Applied Materials, Inc. (NASDAQ: AMAT – $30.73), the world’s largest supplier of tools used to make semiconductors, reported lower-than-expected quarterly revenue, largely due to slowing smartphone sales. The company reported a 39.2% jump in fourth-quarter revenue to $3.30 billion, but narrowly missed analysts’ average estimate of $3.31 billion. Excluding items, the company earned $0.66 per share, beating the consensus estimate of $0.65, and well ahead of the $0.29 posted a year ago. In the latest quarter, new orders rose 25% to $3.03 billion, but the Street expected that figure to reach $3.21 billion. Full year fiscal 2016 ended with earnings of $1.75 per share vs. $1.12 in the last fiscal year and the upcoming year should see per share earnings closer to $2.15, providing a price/earnings ratio of 14 on the estimate. In the first quarter of fiscal 2017, the company forecasted per-share earnings of $0.62 to $.70 and revenue of $3.20 billion to $3.34 billion, both better than analysts’ expectations of $0.58/share and revenue of $3.12 billion.
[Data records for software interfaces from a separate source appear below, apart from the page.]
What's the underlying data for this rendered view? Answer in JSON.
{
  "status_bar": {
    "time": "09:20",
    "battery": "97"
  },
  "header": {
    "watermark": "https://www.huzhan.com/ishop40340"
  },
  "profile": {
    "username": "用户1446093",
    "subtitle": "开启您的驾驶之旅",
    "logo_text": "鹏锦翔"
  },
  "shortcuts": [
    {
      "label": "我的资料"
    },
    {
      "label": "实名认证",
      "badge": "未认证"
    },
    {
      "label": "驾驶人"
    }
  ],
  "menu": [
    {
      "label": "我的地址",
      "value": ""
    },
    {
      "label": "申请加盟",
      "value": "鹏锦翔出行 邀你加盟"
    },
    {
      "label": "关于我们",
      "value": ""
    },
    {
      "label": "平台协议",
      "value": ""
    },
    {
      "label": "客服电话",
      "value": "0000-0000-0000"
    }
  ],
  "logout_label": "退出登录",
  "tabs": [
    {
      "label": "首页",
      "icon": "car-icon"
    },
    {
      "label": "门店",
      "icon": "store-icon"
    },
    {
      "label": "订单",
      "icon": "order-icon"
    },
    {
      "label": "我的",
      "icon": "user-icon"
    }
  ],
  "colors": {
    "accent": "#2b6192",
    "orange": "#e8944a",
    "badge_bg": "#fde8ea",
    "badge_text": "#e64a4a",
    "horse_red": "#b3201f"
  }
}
While I remain cautiously optimistic about long-term opportunities and potential market share gains within the semiconductor equipment segment, uncertain capital spending budgets by key customers can’t be ignored. Elsewhere, new technologies for mobile and TV applications have boosted demand in the Display and Adjacent Markets segment, a trend I expect to continue over the next several years. The Applied Global Services business should also do well to late decade. Assuming the fundamentals remain relatively intact, the shares can be retained for those investors willing to accept some risk. However, AMAT has risen nearly 70% over the past twelve months and its shares can be vulnerable to any weaknesses in demand.